[Input data]
■ ■ ■

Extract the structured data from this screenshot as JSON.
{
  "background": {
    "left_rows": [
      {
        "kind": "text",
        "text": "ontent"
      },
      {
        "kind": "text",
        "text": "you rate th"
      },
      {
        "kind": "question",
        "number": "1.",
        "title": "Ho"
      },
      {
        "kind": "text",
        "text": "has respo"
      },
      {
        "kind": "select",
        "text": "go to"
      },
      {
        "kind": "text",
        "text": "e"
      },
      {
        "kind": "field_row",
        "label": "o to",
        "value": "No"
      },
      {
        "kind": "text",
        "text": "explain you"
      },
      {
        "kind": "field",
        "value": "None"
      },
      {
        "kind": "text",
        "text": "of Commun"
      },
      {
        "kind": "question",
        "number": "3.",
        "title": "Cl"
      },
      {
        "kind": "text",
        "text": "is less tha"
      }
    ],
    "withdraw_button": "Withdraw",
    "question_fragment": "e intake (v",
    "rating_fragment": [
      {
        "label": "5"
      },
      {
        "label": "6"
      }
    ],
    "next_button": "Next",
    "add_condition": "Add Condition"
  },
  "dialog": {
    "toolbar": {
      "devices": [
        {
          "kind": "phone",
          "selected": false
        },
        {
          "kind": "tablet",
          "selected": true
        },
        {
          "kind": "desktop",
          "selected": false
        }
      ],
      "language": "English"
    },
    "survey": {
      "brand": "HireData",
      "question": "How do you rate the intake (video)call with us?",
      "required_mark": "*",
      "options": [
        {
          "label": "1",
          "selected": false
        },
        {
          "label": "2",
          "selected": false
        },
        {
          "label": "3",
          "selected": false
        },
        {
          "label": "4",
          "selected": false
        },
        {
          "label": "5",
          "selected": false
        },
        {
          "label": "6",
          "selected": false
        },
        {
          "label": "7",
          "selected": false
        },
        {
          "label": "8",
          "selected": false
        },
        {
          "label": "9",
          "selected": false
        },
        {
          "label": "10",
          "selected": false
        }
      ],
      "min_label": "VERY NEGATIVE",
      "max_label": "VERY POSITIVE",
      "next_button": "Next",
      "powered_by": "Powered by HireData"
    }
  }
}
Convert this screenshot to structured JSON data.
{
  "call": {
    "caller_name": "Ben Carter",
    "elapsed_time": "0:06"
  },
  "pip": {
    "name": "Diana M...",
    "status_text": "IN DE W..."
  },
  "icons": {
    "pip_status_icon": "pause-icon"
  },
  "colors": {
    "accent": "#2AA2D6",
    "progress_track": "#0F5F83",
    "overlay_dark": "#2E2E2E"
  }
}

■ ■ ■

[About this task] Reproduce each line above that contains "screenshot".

[Exercise solution]
Extract the structured data from this screenshot as JSON.
Convert this screenshot to structured JSON data.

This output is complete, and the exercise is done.